Statement by Ambassador Elizabeth Cousens, United States Representative to ECOSOC on the occasion of World Autism Awareness Day

Ambassador Elizabeth Cousens
U.S. Representative to ECOSOC 
U.S. Mission to the United Nations 
New York, NY
April 3, 2013


Thank you, Ambassador Momen and thanks to Bangladesh and to you personally for your leadership on this issue. Excellencies, Distinguished Panelists, Ladies and Gentlemen,

It is a great honor to join you today event on the sixth annual World Autism Awareness Day. Tens of millions of young people and adults around the world are affected by autism spectrum disorders, or ASDs, including nearly one in 88 children in my own country. On World Autism Awareness Day, we recognize the important contributions that individuals with autism make and rededicate ourselves to tackling the barriers to their equal rights and full inclusion in society.

Over the last few decades we have seen a profound shift in the way that we understand autism and other disabilities. Thanks to ground-breaking research of scientists and doctors at institutions around the globe from Dhaka to Dakar, from the U.S. Centers for Disease Control to the World Health Organization, we know much more about which children are likely to have ASDs, enabling earlier intervention and more and better tailored services, which we know to be crucial. Thanks to the pioneering work of parent organizations and civil society groups like Autism Speaks, we have reduced the stigma associated with autism spectrum disorders, laying the groundwork for children and adults living with ASDs to lead independent, productive, and rewarding lives. Thanks to increasingly comprehensive national legislation, such as the Combating Autism Reauthorization Act in 2011 in this country, we are developing essential tools to ensure that all individuals within the autism spectrum can participate fully in society. And thanks to the path-breaking Convention on the Rights of Persons with Disabilities, we have an international framework for promoting the equality and inclusion of all persons with disabilities, including individuals with autism.
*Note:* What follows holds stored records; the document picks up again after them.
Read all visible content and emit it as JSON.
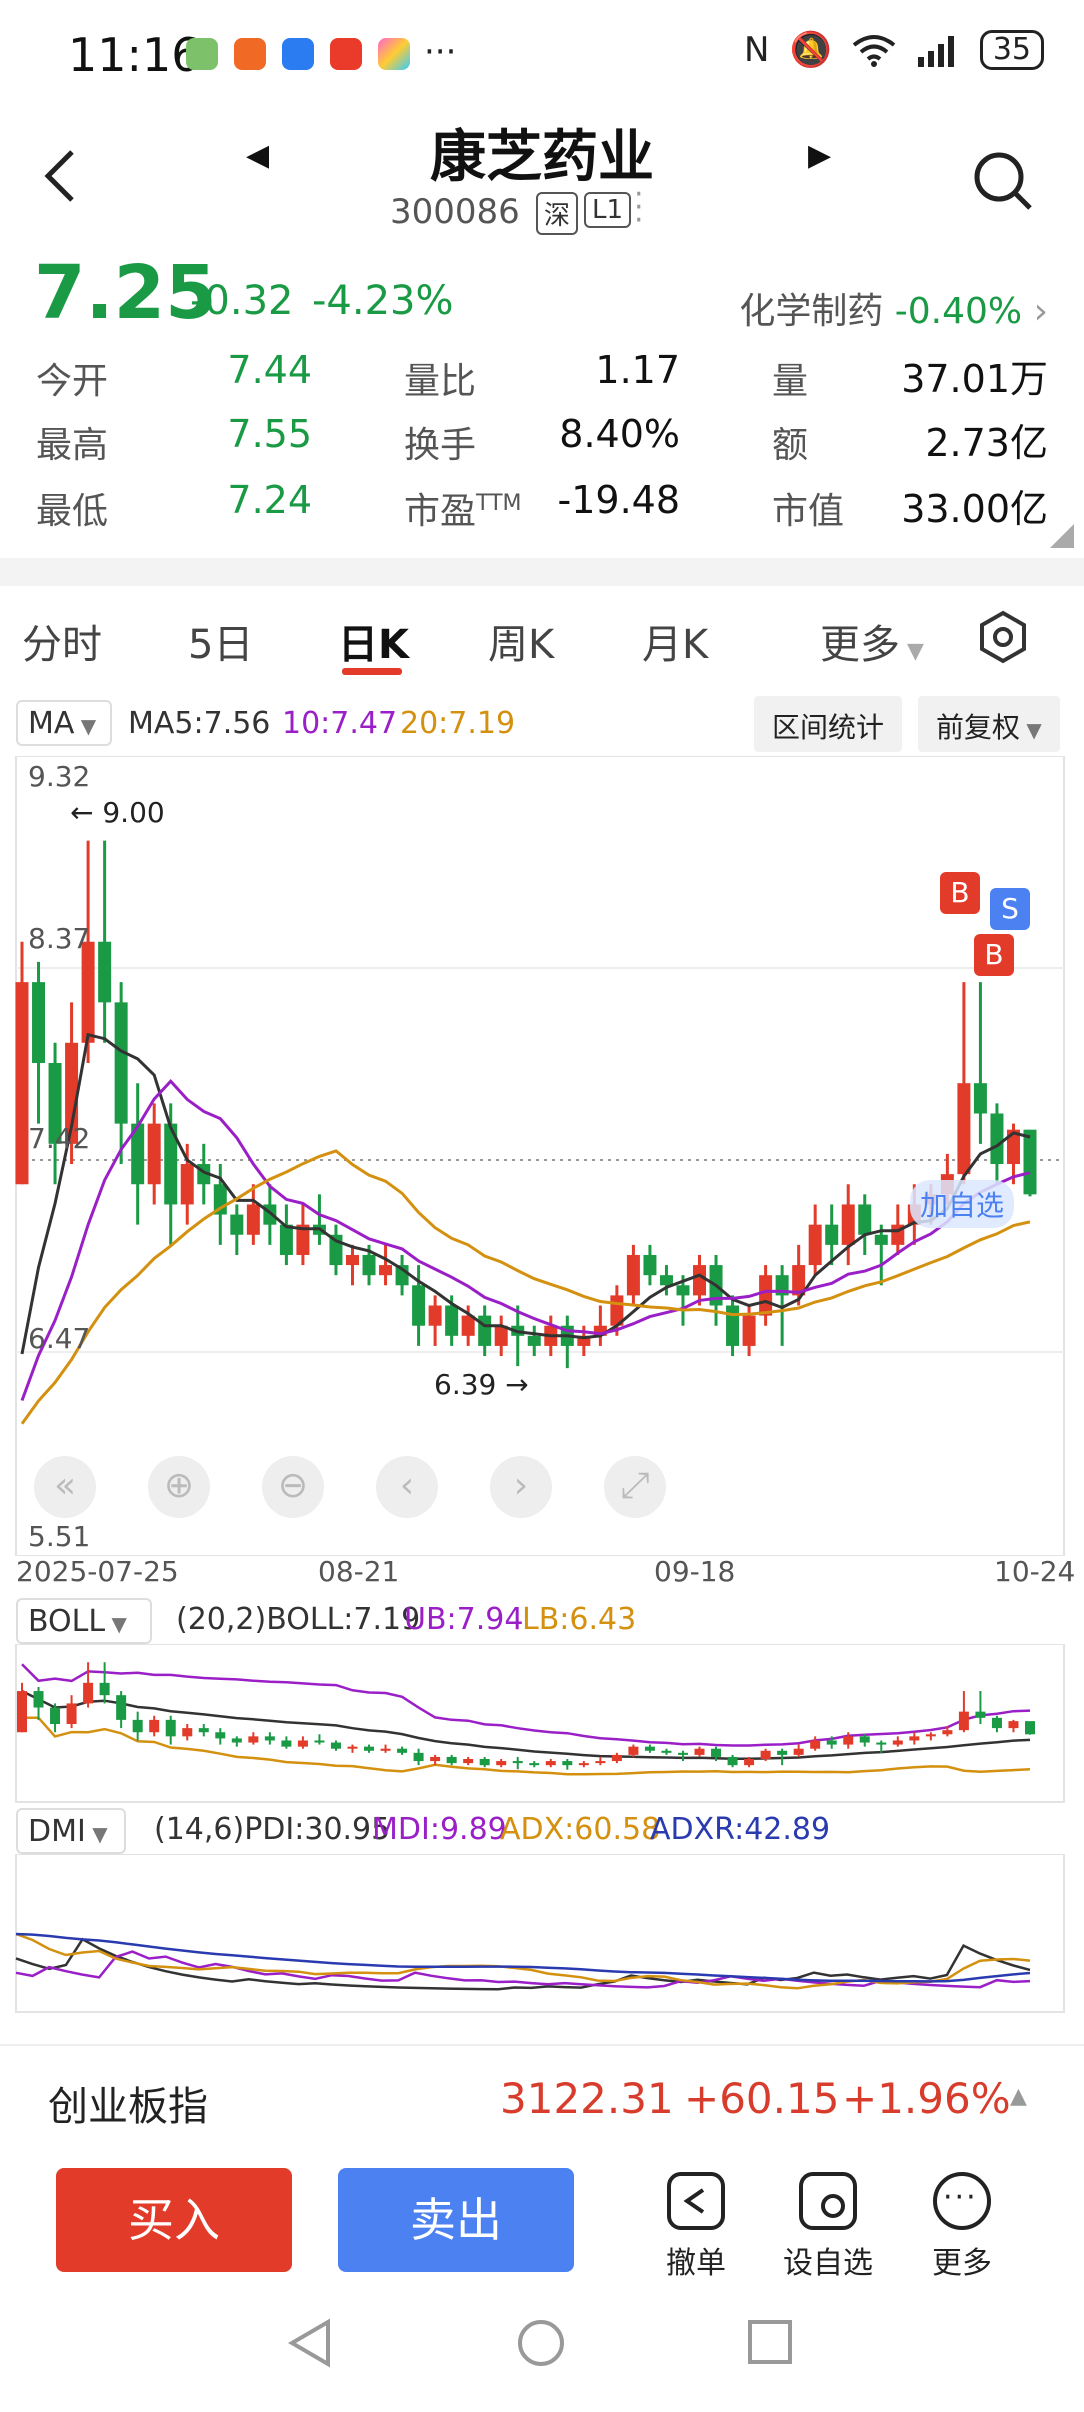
{
  "status_bar": {
    "time": "11:16",
    "battery": "35"
  },
  "header": {
    "title": "康芝药业",
    "code": "300086",
    "exchange_tag": "深",
    "level_tag": "L1"
  },
  "quote": {
    "price": "7.25",
    "change": "-0.32",
    "change_pct": "-4.23%",
    "sector_name": "化学制药",
    "sector_change": "-0.40%",
    "stats": [
      {
        "label": "今开",
        "value": "7.44"
      },
      {
        "label": "量比",
        "value": "1.17"
      },
      {
        "label": "量",
        "value": "37.01万"
      },
      {
        "label": "最高",
        "value": "7.55"
      },
      {
        "label": "换手",
        "value": "8.40%"
      },
      {
        "label": "额",
        "value": "2.73亿"
      },
      {
        "label": "最低",
        "value": "7.24"
      },
      {
        "label": "市盈TTM",
        "value": "-19.48"
      },
      {
        "label": "市值",
        "value": "33.00亿"
      }
    ]
  },
  "tabs": [
    {
      "label": "分时"
    },
    {
      "label": "5日"
    },
    {
      "label": "日K"
    },
    {
      "label": "周K"
    },
    {
      "label": "月K"
    },
    {
      "label": "更多"
    }
  ],
  "chart_controls": {
    "indicator": "MA",
    "ma5": "MA5:7.56",
    "ma10": "10:7.47",
    "ma20": "20:7.19",
    "range_stats": "区间统计",
    "adjust": "前复权"
  },
  "chart_data": {
    "type": "candlestick",
    "y_ticks": [
      "9.32",
      "8.37",
      "7.42",
      "6.47",
      "5.51"
    ],
    "ylim": [
      5.51,
      9.32
    ],
    "x_labels": [
      "2025-07-25",
      "08-21",
      "09-18",
      "10-24"
    ],
    "annotations": {
      "high": "← 9.00",
      "low": "6.39 →",
      "add_watch": "加自选",
      "buy_mark": "B",
      "sell_mark": "S"
    },
    "candles": [
      [
        7.3,
        8.3,
        8.5,
        7.3
      ],
      [
        8.3,
        7.9,
        8.4,
        7.6
      ],
      [
        7.9,
        7.5,
        8.0,
        7.3
      ],
      [
        7.5,
        8.0,
        8.2,
        7.4
      ],
      [
        8.0,
        8.5,
        9.0,
        7.9
      ],
      [
        8.5,
        8.2,
        9.0,
        8.0
      ],
      [
        8.2,
        7.6,
        8.3,
        7.4
      ],
      [
        7.6,
        7.3,
        7.8,
        7.1
      ],
      [
        7.3,
        7.6,
        7.7,
        7.2
      ],
      [
        7.6,
        7.2,
        7.7,
        7.0
      ],
      [
        7.2,
        7.4,
        7.5,
        7.1
      ],
      [
        7.4,
        7.3,
        7.5,
        7.2
      ],
      [
        7.3,
        7.15,
        7.4,
        7.0
      ],
      [
        7.15,
        7.05,
        7.2,
        6.95
      ],
      [
        7.05,
        7.2,
        7.3,
        7.0
      ],
      [
        7.2,
        7.1,
        7.3,
        7.0
      ],
      [
        7.1,
        6.95,
        7.2,
        6.9
      ],
      [
        6.95,
        7.1,
        7.2,
        6.9
      ],
      [
        7.1,
        7.05,
        7.25,
        7.0
      ],
      [
        7.05,
        6.9,
        7.1,
        6.85
      ],
      [
        6.9,
        6.95,
        7.0,
        6.8
      ],
      [
        6.95,
        6.85,
        7.0,
        6.8
      ],
      [
        6.85,
        6.9,
        7.0,
        6.8
      ],
      [
        6.9,
        6.8,
        6.95,
        6.75
      ],
      [
        6.8,
        6.6,
        6.9,
        6.5
      ],
      [
        6.6,
        6.7,
        6.75,
        6.5
      ],
      [
        6.7,
        6.55,
        6.75,
        6.5
      ],
      [
        6.55,
        6.65,
        6.7,
        6.5
      ],
      [
        6.65,
        6.5,
        6.7,
        6.45
      ],
      [
        6.5,
        6.6,
        6.65,
        6.45
      ],
      [
        6.6,
        6.55,
        6.7,
        6.4
      ],
      [
        6.55,
        6.5,
        6.6,
        6.45
      ],
      [
        6.5,
        6.6,
        6.65,
        6.45
      ],
      [
        6.6,
        6.5,
        6.65,
        6.39
      ],
      [
        6.5,
        6.55,
        6.6,
        6.45
      ],
      [
        6.55,
        6.6,
        6.7,
        6.5
      ],
      [
        6.6,
        6.75,
        6.8,
        6.55
      ],
      [
        6.75,
        6.95,
        7.0,
        6.7
      ],
      [
        6.95,
        6.85,
        7.0,
        6.8
      ],
      [
        6.85,
        6.8,
        6.9,
        6.75
      ],
      [
        6.8,
        6.75,
        6.85,
        6.6
      ],
      [
        6.75,
        6.9,
        6.95,
        6.7
      ],
      [
        6.9,
        6.7,
        6.95,
        6.6
      ],
      [
        6.7,
        6.5,
        6.75,
        6.45
      ],
      [
        6.5,
        6.65,
        6.7,
        6.45
      ],
      [
        6.65,
        6.85,
        6.9,
        6.6
      ],
      [
        6.85,
        6.75,
        6.9,
        6.5
      ],
      [
        6.75,
        6.9,
        7.0,
        6.7
      ],
      [
        6.9,
        7.1,
        7.2,
        6.85
      ],
      [
        7.1,
        7.0,
        7.2,
        6.9
      ],
      [
        7.0,
        7.2,
        7.3,
        6.9
      ],
      [
        7.2,
        7.05,
        7.25,
        6.95
      ],
      [
        7.05,
        7.0,
        7.1,
        6.8
      ],
      [
        7.0,
        7.1,
        7.2,
        6.95
      ],
      [
        7.1,
        7.2,
        7.3,
        7.0
      ],
      [
        7.2,
        7.25,
        7.3,
        7.1
      ],
      [
        7.25,
        7.35,
        7.45,
        7.2
      ],
      [
        7.35,
        7.8,
        8.3,
        7.3
      ],
      [
        7.8,
        7.65,
        8.3,
        7.5
      ],
      [
        7.65,
        7.4,
        7.7,
        7.3
      ],
      [
        7.4,
        7.57,
        7.6,
        7.3
      ],
      [
        7.57,
        7.25,
        7.55,
        7.24
      ]
    ]
  },
  "boll": {
    "label": "BOLL",
    "params": "(20,2)BOLL:7.19",
    "ub": "UB:7.94",
    "lb": "LB:6.43"
  },
  "dmi": {
    "label": "DMI",
    "params": "(14,6)PDI:30.95",
    "mdi": "MDI:9.89",
    "adx": "ADX:60.58",
    "adxr": "ADXR:42.89"
  },
  "index": {
    "name": "创业板指",
    "value": "3122.31",
    "change": "+60.15",
    "change_pct": "+1.96%"
  },
  "actions": {
    "buy": "买入",
    "sell": "卖出",
    "cancel": "撤单",
    "set_watch": "设自选",
    "more": "更多"
  },
  "colors": {
    "up": "#e23b2a",
    "down": "#1a9a45",
    "ma5": "#333333",
    "ma10": "#9a1fc7",
    "ma20": "#d4900f",
    "sell_blue": "#4b81f0"
  }
}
We welcome today’s opportunity to take stock of progress in implementing the General Assembly’s resolution on ‘Addressing the socioeconomic needs of individuals, families and societies affected by autism spectrum disorders, developmental disorders and associated disabilities.’ The Obama Administration has made disability-inclusive diplomacy a policy priority, and we are gratified to see the rights of persons with disabilities, including those with autism, gaining greater visibility and support throughout the world.

The General Assembly resolution that is the focus of today’s discussions exhorts us to promote each individual’s active and equal participation in society, their integration into their communities, and the full enjoyment of their human rights. The resolution also calls for early interventions, enhanced research and data collection, and equal educational opportunities.
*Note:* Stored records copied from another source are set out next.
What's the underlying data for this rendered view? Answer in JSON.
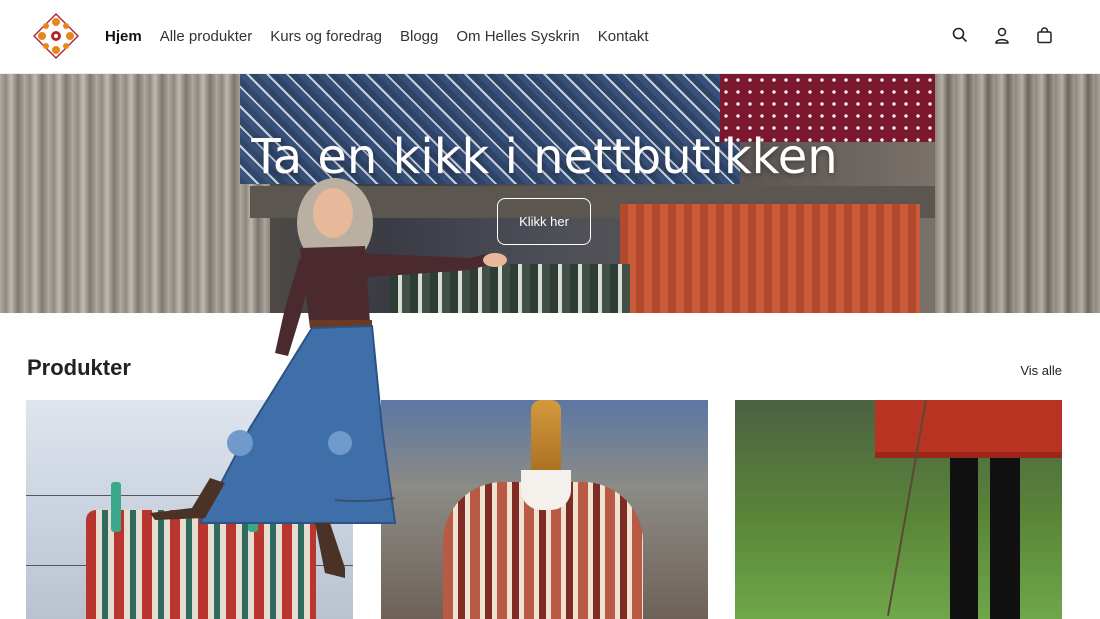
{
  "nav": {
    "items": [
      {
        "label": "Hjem",
        "active": true
      },
      {
        "label": "Alle produkter"
      },
      {
        "label": "Kurs og foredrag"
      },
      {
        "label": "Blogg"
      },
      {
        "label": "Om Helles Syskrin"
      },
      {
        "label": "Kontakt"
      }
    ],
    "icons": [
      "search-icon",
      "account-icon",
      "cart-icon"
    ]
  },
  "hero": {
    "title": "Ta en kikk i nettbutikken",
    "button_label": "Klikk her"
  },
  "products": {
    "title": "Produkter",
    "view_all": "Vis alle"
  },
  "colors": {
    "logo_orange": "#e8861c",
    "logo_red": "#b0242c",
    "text": "#1f1f1f"
  }
}
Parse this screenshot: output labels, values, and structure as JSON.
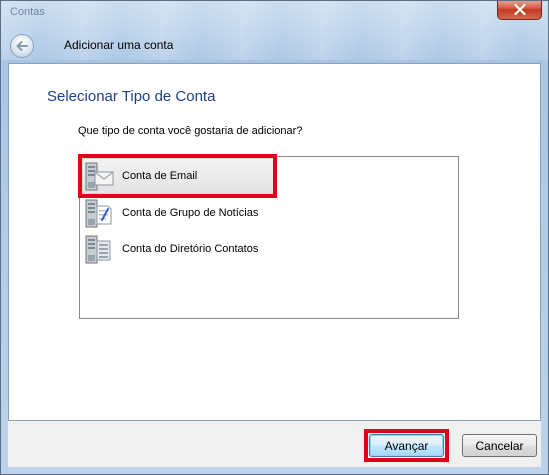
{
  "window": {
    "title": "Contas"
  },
  "header": {
    "back_label": "Voltar",
    "dialog_title": "Adicionar uma conta"
  },
  "main": {
    "heading": "Selecionar Tipo de Conta",
    "question": "Que tipo de conta você gostaria de adicionar?",
    "account_types": [
      {
        "label": "Conta de Email",
        "icon": "email-server-icon",
        "selected": true
      },
      {
        "label": "Conta de Grupo de Notícias",
        "icon": "newsgroup-server-icon",
        "selected": false
      },
      {
        "label": "Conta do Diretório Contatos",
        "icon": "directory-server-icon",
        "selected": false
      }
    ]
  },
  "footer": {
    "next_label": "Avançar",
    "cancel_label": "Cancelar"
  },
  "colors": {
    "heading": "#1e3f8a",
    "highlight": "#e0001a",
    "close_button": "#c03a1d"
  }
}
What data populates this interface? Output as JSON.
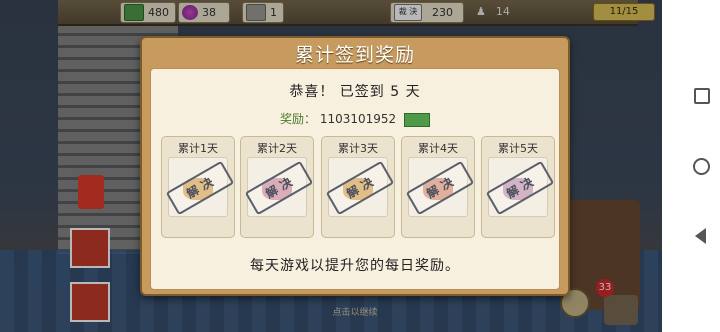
{
  "topbar": {
    "cash": "480",
    "gems": "38",
    "papers": "1",
    "stamp_label": "裁 決",
    "stamp_count": "230",
    "staff_count": "14",
    "level": "11/15"
  },
  "dialog": {
    "title": "累计签到奖励",
    "congrats": "恭喜！  已签到 5 天",
    "reward_label": "奖励：",
    "reward_value": "1103101952",
    "days": [
      {
        "label": "累计1天",
        "stamp": "解 决",
        "color": "#d7b06a"
      },
      {
        "label": "累计2天",
        "stamp": "解 决",
        "color": "#d09aa8"
      },
      {
        "label": "累计3天",
        "stamp": "解 决",
        "color": "#d7b06a"
      },
      {
        "label": "累计4天",
        "stamp": "解 决",
        "color": "#d99b86"
      },
      {
        "label": "累计5天",
        "stamp": "解 决",
        "color": "#c9a0b8"
      }
    ],
    "footer": "每天游戏以提升您的每日奖励。",
    "continue": "点击以继续"
  },
  "badges": {
    "notifications": "33"
  }
}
These are all areas to which the United States has devoted major effort, from the work of the Centers for Disease Control (CDC) to the efforts of U.S. Department of Health and Human Services which brings together government agency experts with public representatives in an Interagency Autism Coordinating Committee, to the Individuals with Disabilities Education Act, a law to ensure services for children with disabilities throughout the nation.

Both national and internationally, we have made concrete progress in recent years, but we have much more to do. We need to continue to deepen our knowledge about autism spectrum disorders and innovative and effective interventions and services. With each new breakthrough in research and treatment, we create more options and opportunities for the individuals and families who have been affected by ASDs around the world. The United States remains dedicated to continuing this progress by expanding investments in autism research, improving public health tracking, and providing early detection and services. We need to redouble our efforts to eliminate stigma, discrimination and exclusion that remain part of the daily lives of some one billion people with disabilities around the world, including individuals with ASDs. These are inexcusably common challenges faced by people with disabilities in every society, and we must all work to remove barriers and develop comprehensive, integrated solutions in the interests of ensuring that all persons with disabilities, and all individuals on the autism spectrum, enjoy the dignity, respect, and equality that everyone in our societies deserves. In that regard, we also look forward to working with colleagues here in New York to make this fall’s high-level meeting a success.

As President Obama has said: “As new policies and bold actions break down old barriers and reshape attitudes, we move closer to a world free of discrimination and full of understanding for our family members and friends living with ASDs.” Today, on World Autism Awareness Day, let us reaffirm our commitment to all persons on the autism spectrum, in America and around the world, and dedicate ourselves to ensuring that they can reach their full potential and lead fully empowered lives.

Thank you.


PRN: 2013/044